[GB: He does. Thank you. I hope the necessary repetition does not get too boring. Bill and I had quite a discussion on this Blog on determinism vs. free will, during which, like most people, he would not budge. Those debates normally are not very fruitful, but in this case, it shows how belief in free will is consupponible (non-contradictory) with finity and the classical version of mechanics.]

CB: “immaterial fields”: Just so you know, my Q field is very material, it’s just that we have no way of knowing how it operates down there, at those micro-mini levels.

[GB: Good. Looks like we are making progress. The sooner we get rid of Einstein’s immaterialism, the better. You will enjoy are latest book, "Universal Cycle Theory: Neomechanics of the Hierarchically Infinite Universe,” which covers that subject. We disagree about whether or not it is possible to know “how it operates down there.” That is because we use the Ninth Assumption of Science, relativism (All things have characteristics that make them similar to all other things as well as characteristics that make them dissimilar to all other things) in our speculations about aether-1, aether-2, etc. In the infinite universe, that is precisely where ordinary matter comes from.]


Glenn Borchardt said...


CB: BTW, I am working on trying to describe “levels of thought” as a mini project of mine.

You know:

Level one: Unknowable infinite levels of reality.
Level two: Hypothetical levels of the level one reality.
Level three: Scientifically observable level. But with probability statements thrown in, like Higgs field evidence, most recently.
Level four: Scientifically accepted as in the SOL [speed of light] e.g.
Level five
Etc., until we reach the upper (or lowest) level:

Level 10 or so.
Imaginary abstract ideas and creatures etc. “God” e.g.
Do you have any literature or thoughts along this line?

[GB: Ok, by “unknowable infinite levels” I assume that you mean that it is impossible to produce experiments involving microcosmic collisions that could give us specific information about them. This, of course, will be true at some level. Steve and I have speculated about the formation of baryonic matter from aether-1 particles via a process involving vortices. Aether-1 presumably forms from aether-2 in a similar way, although we do not expect get any data to prove it.

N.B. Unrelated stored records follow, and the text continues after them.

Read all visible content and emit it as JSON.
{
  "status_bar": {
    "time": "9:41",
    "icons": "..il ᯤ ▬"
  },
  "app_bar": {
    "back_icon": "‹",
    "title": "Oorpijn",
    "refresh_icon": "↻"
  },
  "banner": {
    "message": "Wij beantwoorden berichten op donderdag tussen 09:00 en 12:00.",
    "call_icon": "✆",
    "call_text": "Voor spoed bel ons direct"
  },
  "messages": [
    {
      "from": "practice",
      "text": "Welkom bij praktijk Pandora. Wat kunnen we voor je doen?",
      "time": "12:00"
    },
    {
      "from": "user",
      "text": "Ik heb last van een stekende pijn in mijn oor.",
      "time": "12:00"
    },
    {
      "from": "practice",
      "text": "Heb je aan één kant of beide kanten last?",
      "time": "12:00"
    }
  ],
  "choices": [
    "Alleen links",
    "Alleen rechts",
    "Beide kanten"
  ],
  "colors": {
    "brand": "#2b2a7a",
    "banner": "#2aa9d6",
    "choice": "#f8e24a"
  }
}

I must admit that I have not considered various levels of thought in the same way you have. ]

CB: Yes, Einstein said the Earth and Sun do not live at the same moment. He ruled out simultaneity. We agree?

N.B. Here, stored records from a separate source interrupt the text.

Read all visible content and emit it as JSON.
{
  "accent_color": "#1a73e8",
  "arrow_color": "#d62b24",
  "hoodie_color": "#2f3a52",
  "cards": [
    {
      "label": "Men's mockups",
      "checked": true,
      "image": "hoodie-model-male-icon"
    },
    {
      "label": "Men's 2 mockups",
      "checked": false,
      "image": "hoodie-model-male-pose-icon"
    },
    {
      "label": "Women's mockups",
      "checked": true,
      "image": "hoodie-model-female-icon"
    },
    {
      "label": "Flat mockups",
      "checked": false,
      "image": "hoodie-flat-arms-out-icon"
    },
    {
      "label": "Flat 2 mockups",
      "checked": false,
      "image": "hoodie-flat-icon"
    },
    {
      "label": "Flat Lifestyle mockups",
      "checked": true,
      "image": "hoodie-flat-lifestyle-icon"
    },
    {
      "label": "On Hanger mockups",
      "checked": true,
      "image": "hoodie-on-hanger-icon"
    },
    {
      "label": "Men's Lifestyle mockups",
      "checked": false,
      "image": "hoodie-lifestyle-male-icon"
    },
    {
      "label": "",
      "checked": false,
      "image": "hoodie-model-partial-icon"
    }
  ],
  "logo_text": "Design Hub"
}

[GB: No. In the philosophy of science, Einstein’s solipsistic viewpoint is a classic example of “operationalism.” In short, operationalism states “unless I can measure the presence of something, it does not exist.” Like the toddler who pulls the blanket over his head, the world disappears whenever he cannot see it. Our statement that Earth and Sun exist simultaneously must always be an assumption. That is because it takes 8 minutes for the Sun’s light to arrive on Earth. If the Sun disappeared in the meantime, our assumption would be wrong. Perhaps that will occur someday, putting the kibosh on Bill’s idea of “unmitigated truth.” In the meantime, we can assume that all the microcosms in the universe exist simultaneously.]

Glenn Borchardt said...

Another from the Captain:

Here is another view for your use.

Plato’s Timaeus

“Timaeus describes the substance as a lack of homogeneity or balance, in which the four elements (earth, air, fire and water) were shapeless, mixed and in constant motion.” Wikipedia.

So, even Plato, a mere idealist, and some of his predecessors intuited that the universe is a neutral or balanced potential at its ground and that matter and motion appear here and there in it. The field is primary and infinite. Matter and motion are secondary manifestations in it.


[GB: Thanks for that. It is interesting to see that Plato was erroneously objectifying motion (fire) early on, just like Einstein did. I don't see where that quote mentions the field as something primary and apart from matter. It is interesting, however, to see that the lack of homogeneity was noticed by Plato. That has always been a puzzle for Big Bangers.]